Theologians picked this up at the turn of the 20th Century with the Social Gospel movement—Walter Rauschenbusch and others began writing and believing that bringing about the Kingdom of God was something that required action now—not just belief in a heavenly city but work to make our own cities more just. Think of Jacob Riis, and Dorothy Day and people who fought to end child labor and unhygienic living conditions and extreme urban poverty. Those strains get picked up by Martin Luther King Jr and others in the Civil Rights movement and have helped transform some facets of our cities.
This rings true for me. I am an urban person. I know God dwells in suburbs and villages and the wilderness (and I love visiting them) but it is the city where I find God challenging me and viscerally present. Cities are places where people from so many cultures are thrown together; they have a vitality that make me think of what heaven must be like. They are holy. And violent. Cities can’t hide injustice… my first expeirence of living in a city, in New Haven was where I first got a real glimpse of poverty and social injustice. Where I learned that when I stepped off Yale’s campus onto Dixwell Avenue, I notice that the only storefronts that seemed to be open were funeral homes, churches, and pawn shops. The suburb where I grew up was designed to hide that. When you’re in a city people ask you for your money and your attention and your time because they need it and they are there. Cities are places of public assembly—for celebration, for sport, for protest. I love it all. Even in its frail and imperfect and unjust reality.
What would it take for us to work on building the City of God? A City of Peace—a city without violence, without oppression, based on justice, full of compassion. A city where people had enough to eat, places to live, meaningful work. A city that worshipped—a city that was humble enough to see its strengths as a gift and not ane entitlement? Can we imagine that? Jesus can. Jesus can imagine a Jerusalem that is so different than what it was—so different than what it is, which is why he is so devastated in today’s Gospel. Jesus can imagine a New York City so different than what it is.
There’s a wonderful hymn text about this… it’s at number 582 in your hymnals, but I’ll read it now. It’s a vision of the heavenly city connected to our own cities—and written at the time of the Social Gospel movement, which obviously influenced it:
O holy city, seen of John, where Christ the Lamb, doth reign,
within whose foursquare walls shall come no night nor need, nor pain,
and where the tears are wiped from eyes that shall not weep again!
O shame to us who rest content while lust and greed for gain
in street and shop and tenement wring gold from human pain,
and bitter lips in blind despair cry “Christ hath died in vain!”
Give us, O God, the strength to build the city that hath stood
too long a dream, whose laws are love, whose crown is servanthood,
and where the sun that shineth is God’s grace for human good.

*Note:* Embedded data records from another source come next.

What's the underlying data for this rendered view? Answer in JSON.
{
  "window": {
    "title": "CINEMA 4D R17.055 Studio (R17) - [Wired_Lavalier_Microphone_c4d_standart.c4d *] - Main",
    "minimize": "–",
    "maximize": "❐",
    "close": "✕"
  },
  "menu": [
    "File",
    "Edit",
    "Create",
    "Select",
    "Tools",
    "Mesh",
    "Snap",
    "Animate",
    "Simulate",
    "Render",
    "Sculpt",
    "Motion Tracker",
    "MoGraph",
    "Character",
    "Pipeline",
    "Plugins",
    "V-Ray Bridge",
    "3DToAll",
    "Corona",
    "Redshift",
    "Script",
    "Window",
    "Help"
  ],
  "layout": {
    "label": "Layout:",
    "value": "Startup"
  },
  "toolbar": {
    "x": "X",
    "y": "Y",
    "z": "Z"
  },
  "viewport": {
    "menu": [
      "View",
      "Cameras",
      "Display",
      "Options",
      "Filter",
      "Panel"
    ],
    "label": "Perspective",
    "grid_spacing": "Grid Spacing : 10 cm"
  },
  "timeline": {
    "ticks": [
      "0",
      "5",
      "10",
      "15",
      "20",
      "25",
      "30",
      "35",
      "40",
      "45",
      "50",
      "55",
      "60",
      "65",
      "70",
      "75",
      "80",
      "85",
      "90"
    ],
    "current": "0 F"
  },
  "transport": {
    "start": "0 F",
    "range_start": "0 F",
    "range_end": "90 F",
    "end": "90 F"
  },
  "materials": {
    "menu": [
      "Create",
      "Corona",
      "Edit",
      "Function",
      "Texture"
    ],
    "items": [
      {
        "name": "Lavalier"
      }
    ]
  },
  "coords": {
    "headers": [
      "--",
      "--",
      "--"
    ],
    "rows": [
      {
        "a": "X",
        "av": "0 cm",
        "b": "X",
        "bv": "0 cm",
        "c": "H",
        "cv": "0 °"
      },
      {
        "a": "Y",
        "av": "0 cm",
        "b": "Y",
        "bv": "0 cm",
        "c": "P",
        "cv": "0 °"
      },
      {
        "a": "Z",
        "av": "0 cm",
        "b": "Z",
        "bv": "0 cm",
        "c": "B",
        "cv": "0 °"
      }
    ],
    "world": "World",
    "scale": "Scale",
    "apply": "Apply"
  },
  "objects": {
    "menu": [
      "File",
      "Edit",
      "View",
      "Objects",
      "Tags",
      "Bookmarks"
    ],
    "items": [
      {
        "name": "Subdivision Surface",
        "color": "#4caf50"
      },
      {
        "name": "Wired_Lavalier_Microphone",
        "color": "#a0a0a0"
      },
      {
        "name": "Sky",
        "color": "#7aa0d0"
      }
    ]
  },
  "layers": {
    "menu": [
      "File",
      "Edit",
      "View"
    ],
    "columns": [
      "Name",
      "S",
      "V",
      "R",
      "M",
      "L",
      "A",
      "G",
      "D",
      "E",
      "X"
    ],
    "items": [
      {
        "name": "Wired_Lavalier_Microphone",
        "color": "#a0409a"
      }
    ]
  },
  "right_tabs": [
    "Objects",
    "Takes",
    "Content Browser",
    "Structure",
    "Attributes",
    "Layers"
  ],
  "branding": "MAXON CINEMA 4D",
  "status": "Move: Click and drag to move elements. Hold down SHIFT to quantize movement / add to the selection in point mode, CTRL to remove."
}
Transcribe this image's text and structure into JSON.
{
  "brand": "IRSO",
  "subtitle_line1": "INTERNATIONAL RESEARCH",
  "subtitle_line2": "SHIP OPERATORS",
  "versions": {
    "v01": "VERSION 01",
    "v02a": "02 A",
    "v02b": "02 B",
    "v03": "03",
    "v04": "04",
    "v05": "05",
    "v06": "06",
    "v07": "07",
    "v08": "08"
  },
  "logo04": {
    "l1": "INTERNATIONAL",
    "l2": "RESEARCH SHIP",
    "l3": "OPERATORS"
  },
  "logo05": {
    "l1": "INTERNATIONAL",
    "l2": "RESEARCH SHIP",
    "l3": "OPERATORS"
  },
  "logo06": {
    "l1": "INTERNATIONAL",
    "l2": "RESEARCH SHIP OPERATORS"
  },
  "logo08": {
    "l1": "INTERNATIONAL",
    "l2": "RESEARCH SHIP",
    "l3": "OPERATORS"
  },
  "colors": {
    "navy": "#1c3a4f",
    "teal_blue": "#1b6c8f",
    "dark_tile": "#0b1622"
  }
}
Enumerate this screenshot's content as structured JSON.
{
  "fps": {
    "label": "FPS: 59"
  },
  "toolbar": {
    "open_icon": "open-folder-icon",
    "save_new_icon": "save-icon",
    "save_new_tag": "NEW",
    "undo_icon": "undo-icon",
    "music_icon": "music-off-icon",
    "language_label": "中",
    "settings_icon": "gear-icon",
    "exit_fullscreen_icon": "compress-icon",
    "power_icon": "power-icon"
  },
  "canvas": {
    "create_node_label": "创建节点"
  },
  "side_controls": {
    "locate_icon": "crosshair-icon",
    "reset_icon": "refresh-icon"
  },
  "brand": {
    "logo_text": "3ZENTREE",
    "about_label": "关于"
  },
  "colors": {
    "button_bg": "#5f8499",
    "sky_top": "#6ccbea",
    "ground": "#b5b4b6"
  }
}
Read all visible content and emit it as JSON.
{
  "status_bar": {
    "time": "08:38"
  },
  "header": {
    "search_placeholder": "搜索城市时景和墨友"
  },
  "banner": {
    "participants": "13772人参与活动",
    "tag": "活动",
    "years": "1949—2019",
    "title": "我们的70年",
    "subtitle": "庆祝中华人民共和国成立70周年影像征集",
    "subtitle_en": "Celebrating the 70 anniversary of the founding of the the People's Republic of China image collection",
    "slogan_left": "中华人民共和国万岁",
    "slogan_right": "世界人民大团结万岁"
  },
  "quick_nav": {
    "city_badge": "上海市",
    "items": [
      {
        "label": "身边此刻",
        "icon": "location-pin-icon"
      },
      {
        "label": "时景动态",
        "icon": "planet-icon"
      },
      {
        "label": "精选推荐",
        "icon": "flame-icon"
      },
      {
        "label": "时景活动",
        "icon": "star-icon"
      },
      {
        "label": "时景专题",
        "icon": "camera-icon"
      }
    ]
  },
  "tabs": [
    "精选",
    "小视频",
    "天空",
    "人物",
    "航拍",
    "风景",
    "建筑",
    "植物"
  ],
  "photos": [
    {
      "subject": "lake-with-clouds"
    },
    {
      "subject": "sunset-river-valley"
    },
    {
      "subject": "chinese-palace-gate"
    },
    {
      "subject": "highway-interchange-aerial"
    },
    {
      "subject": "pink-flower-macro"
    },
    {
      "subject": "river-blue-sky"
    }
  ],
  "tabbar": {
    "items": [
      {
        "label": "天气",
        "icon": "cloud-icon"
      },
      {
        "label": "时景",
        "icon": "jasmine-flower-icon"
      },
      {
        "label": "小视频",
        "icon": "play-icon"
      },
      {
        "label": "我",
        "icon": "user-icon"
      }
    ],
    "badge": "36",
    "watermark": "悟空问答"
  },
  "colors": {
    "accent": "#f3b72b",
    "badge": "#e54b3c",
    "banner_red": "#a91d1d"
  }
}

Already in the mind of God that city riseth fair:
lo, how its splendor challenges the souls that greatly dare—
yea, bids us seize the whole of life and build its glory there.
Walter Russell Bowie (1882-1969)
Byrd's Civitas Sancti